During the Operationalizing AI event in Boca Raton, participants were given a chance to see some AI in action using a library called Chroma. Chroma’s documentation calls it an “open source embedding database.” Chroma makes use of large language models, allowing you to search documents for sentences that not only appear in documents, but are similar to sentences appearing in documents. Using this approach, users don’t have to remember word-for-word sentences. Instead they can search for sentences similar to what’s found in the documents, or even just for search terms. This allows for a far more robust search engine of your documents.
While we won’t build an entire app, together I’ll be showing you the basic python code that accomplishes the search portion. To do this, I pulled down several pages from Wikipedia, and I saved them as text files.
Using a GPU

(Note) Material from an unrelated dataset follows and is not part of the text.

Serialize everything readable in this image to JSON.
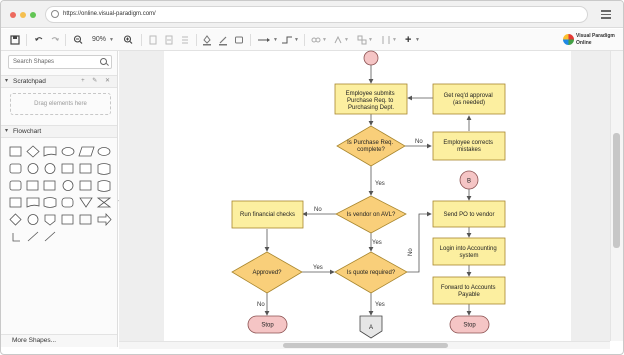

If you have an NVIDIA GPU card on your computer, you should be able to use this code. But if not, you can easily allocate a server on AWS. If you’re up to speed on AWS, you’ll want to use a GPU instance. The one I chose is the g4dn.xlarge instance with Ubuntu installed as described here. What’s great about these GPU instances is each instance has an actual NVIDIA video card attached to it. NVIDIA cards provide a huge amount of cores (usually more than two thousand) that are great at floating point vector arithmetic. That computing power is exactly what you need for processing large language models, which is what we’ll be doing here.
Just remember to shut the server down! It runs about $13 per day!
Install Python and Chroma
First install python if you haven’t done so already, using these three lines:
sudo apt install python3
sudo apt install python3-pip
sudo apt install python-is-python3
Then install Chroma by typing this:
pip install chromadb
Grabbing Some Wikis
Next you’ll want to copy and paste the text of several pages of Wikipedia. I copied these entries, each into a separate file, and I put these in a directory called wiki:
Creating Some Python Chroma Code
Now you’re ready for some code. Use whatever editor you know, and put the following code in. (Make sure this is in the directory above the Wikipedia files.)
txt_files = 
names = 
for filename in os.listdir(directory):
file_path = os.path.join(directory, filename)
with open(file_path, 'r') as file:
return (txt_files, names)
chroma_client = chromadb.Client()
collection = chroma_client.create_collection(name="wiki")
docs, ids = load_txt_files('./wiki')
done = False
while not done:
query = input('What are you searching for? (or Q to quit) ')
if query == 'Q':
done = True
results = collection.query(
query_texts = [query],
n_results = 1
Save this in whatever filename you want, provided it ends with .py. (I called it chromafun.py.)
Then run it like so:
The first thing the app does is read in the text from all the saved Wikipedia files. It saves the text in a list, along with the filenames in a separate list, returning the two lists as a tuple. (I chose this because that’s the format Chroma wants them in.)
Then I create a Chroma client, and a collection named wiki. The collection will hold the documents to be searched. You load them by calling the collection’s add function, passing in the document contents and the document IDs, for which in this case I used the filenames as IDs.
That’s all it takes. Now you can search using similar sentences to what’s actually found in the documents. The app prompts you for a search. The Gecko entry contains the actual sentence “geckos are usually nocturnal” so you might try that first just as a test. It should print out gecko.txt as the resulting document. Then get creative! Here are a few sentences to try:
- geckos are nighttime
- geckos prefer nighttime
- lizards prefer nighttime
- nighttime lizards
- creatures of the night
All of these should locate the original sentence “Geckos are nocturnal” and then print out the name of the file, gecko.txt.
Notice the query line and the parameter called n_results. This is how many results we want to get back in the query. Try entering “large reptile”. You’ll only get back one entry; in my case I got back gecko.txt, to my surprise. Try changing the n_results line in the code to 2, and run the program again, and again put in “large reptile”. When I do, I get back both gecko.txt and alligator.txt.
This is a pretty basic app, as all it does is search through a handful of documents that I downloaded from Wikipedia. I also kept it simple by just saving the text only. No HTML format or PDF format. That would likely be the next step. Then think about how you could build a full app around this simple code. You might have a large set of documents on site that you want employees to be able to search through. Or you might have, for example, software library documentation; anything, really. And instead of just printing the filename, you could make a complete web front end that prints out the titles of the documents, with links to the actual documents. Then before you know it, you have an AI-powered search engine for all of your documents.